Cameron Pay Issue Back as Female Minister Refuses FixRobert Hutton
The female minister promoted by Prime Minister David Cameron for a lower salary than her male predecessor refused a pay supplement from the Conservative Party last night, saying it would be incompatible with her role.
Tina Stowell was named Leader of the House of Lords on July 15, as Cameron boosted the number of women in his Cabinet in an effort to change his party’s image.
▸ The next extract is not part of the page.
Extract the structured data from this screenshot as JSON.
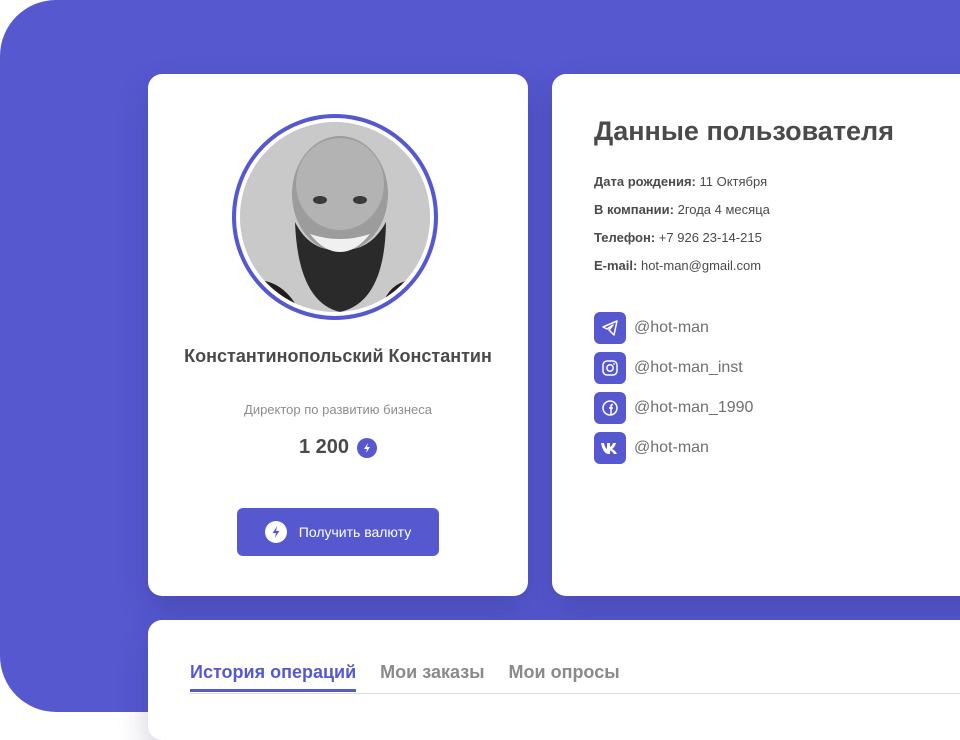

Because there is a cap on the number of people receiving Cabinet salaries, and he wished to keep former Foreign Secretary William Hague on full pay, Stowell was asked to do the job for 22,147 pounds ($38,000) less than the man who did the job before her, Jonathan Hill.
Three hours after Bloomberg News reported this last week, the Conservative Party said it would make up the difference, enabling Cameron to reject taunts in Parliament, saying she would “do the same job as her predecessor” and “receive the same money.” That line collapsed yesterday when Stowell said she couldn’t accept the money.
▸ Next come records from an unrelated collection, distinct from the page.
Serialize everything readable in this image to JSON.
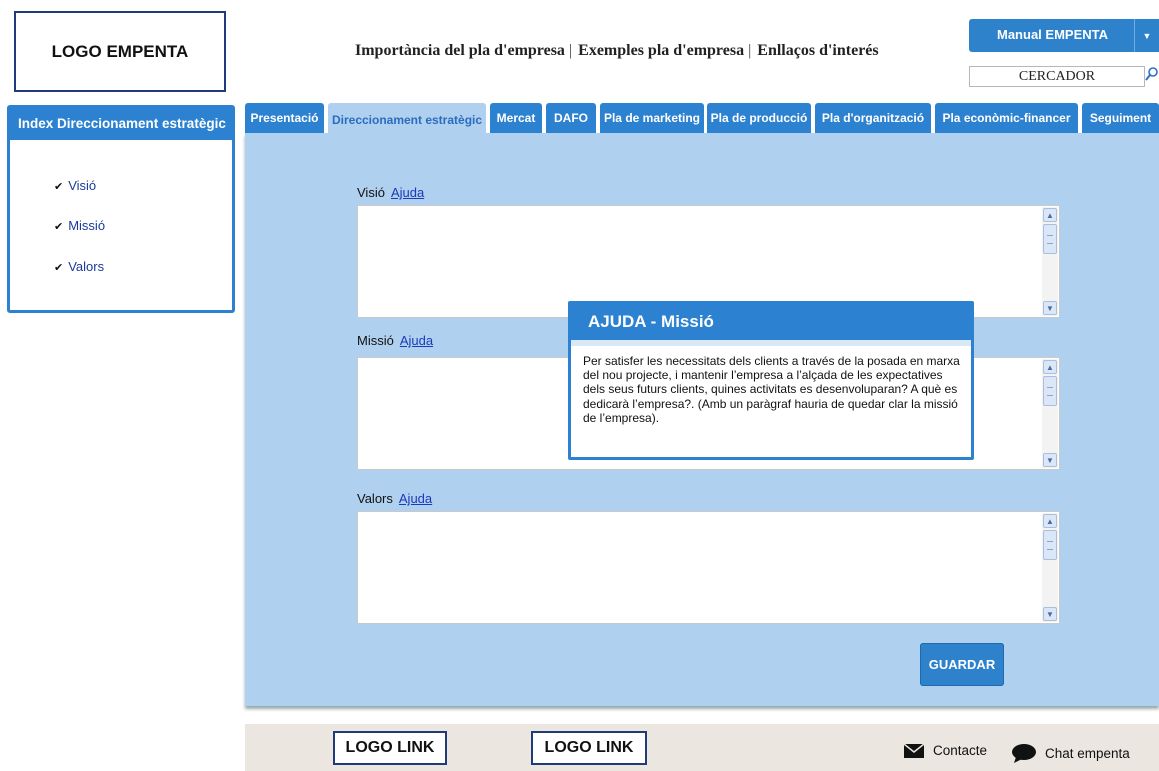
{
  "header": {
    "logo_text": "LOGO EMPENTA",
    "nav": [
      "Importància del pla d'empresa",
      "Exemples pla d'empresa",
      "Enllaços d'interés"
    ],
    "manual_button": "Manual EMPENTA",
    "search_value": "CERCADOR"
  },
  "sidebar": {
    "title": "Index Direccionament estratègic",
    "items": [
      {
        "label": "Visió",
        "icon": "check-icon"
      },
      {
        "label": "Missió",
        "icon": "check-icon"
      },
      {
        "label": "Valors",
        "icon": "check-icon"
      }
    ]
  },
  "tabs": [
    {
      "label": "Presentació",
      "active": false
    },
    {
      "label": "Direccionament estratègic",
      "active": true
    },
    {
      "label": "Mercat",
      "active": false
    },
    {
      "label": "DAFO",
      "active": false
    },
    {
      "label": "Pla de marketing",
      "active": false
    },
    {
      "label": "Pla de producció",
      "active": false
    },
    {
      "label": "Pla d'organització",
      "active": false
    },
    {
      "label": "Pla econòmic-financer",
      "active": false
    },
    {
      "label": "Seguiment",
      "active": false
    }
  ],
  "form": {
    "fields": [
      {
        "label": "Visió",
        "help": "Ajuda",
        "value": ""
      },
      {
        "label": "Missió",
        "help": "Ajuda",
        "value": ""
      },
      {
        "label": "Valors",
        "help": "Ajuda",
        "value": ""
      }
    ],
    "save_label": "GUARDAR"
  },
  "popup": {
    "title": "AJUDA -  Missió",
    "text": "Per satisfer les necessitats dels clients a través de la posada en marxa del nou projecte, i mantenir l’empresa a l’alçada de les expectatives dels seus futurs clients, quines activitats es desenvoluparan? A què es dedicarà l’empresa?. (Amb un paràgraf hauria de quedar clar la missió de l’empresa)."
  },
  "footer": {
    "logo_links": [
      "LOGO LINK",
      "LOGO LINK"
    ],
    "contact_label": "Contacte",
    "chat_label": "Chat empenta"
  },
  "colors": {
    "accent": "#2c82d0",
    "panel_bg": "#afd0ee",
    "footer_bg": "#ebe6df"
  }
}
“My responsibilities as Leader of the House extend beyond the Conservative benches to all parts of the chamber and to the House as a whole,” Stowell wrote in a letter to fellow members of the unelected chamber. “I feel it only right therefore that my salary comes from a single source, and that source should be the public purse.”
Stowell was summoned to the Lords on July 16 to defend the downgrading of the status of her role in the upper house, in a session which saw the Prime Minister’s decision attacked from all sides. Lawmakers questioned how she could perform her constitutional duty of representing all members of the chamber while taking a fifth of her pay from the Conservatives.
In a letter yesterday to the Association of Conservative Peers, Cameron said the situation was “a purely temporary one, which I will want to rectify at the earliest opportunity.” He said he would do so “immediately” after the May 2015 general election, if he wins it, “if no opportunity has arisen to do so over the coming nine months.”
He said the decision to refuse Tory funds and so be paid less was Stowell’s, “for reasons I completely understand.”
The Fawcett Society, which campaigns for equal pay and says women in the U.K. earn 85 percent as much as men doing equivalent work, said it is “concerned” that Stowell will have lower pay and status than her male predecessor.
“The government should be leading by example,” Daisy Sands, the group’s head of policy and campaigns said in an e-mailed statement. “This sends the wrong message at a time when the gender pay gap for all employees widened again for the first time in five years.”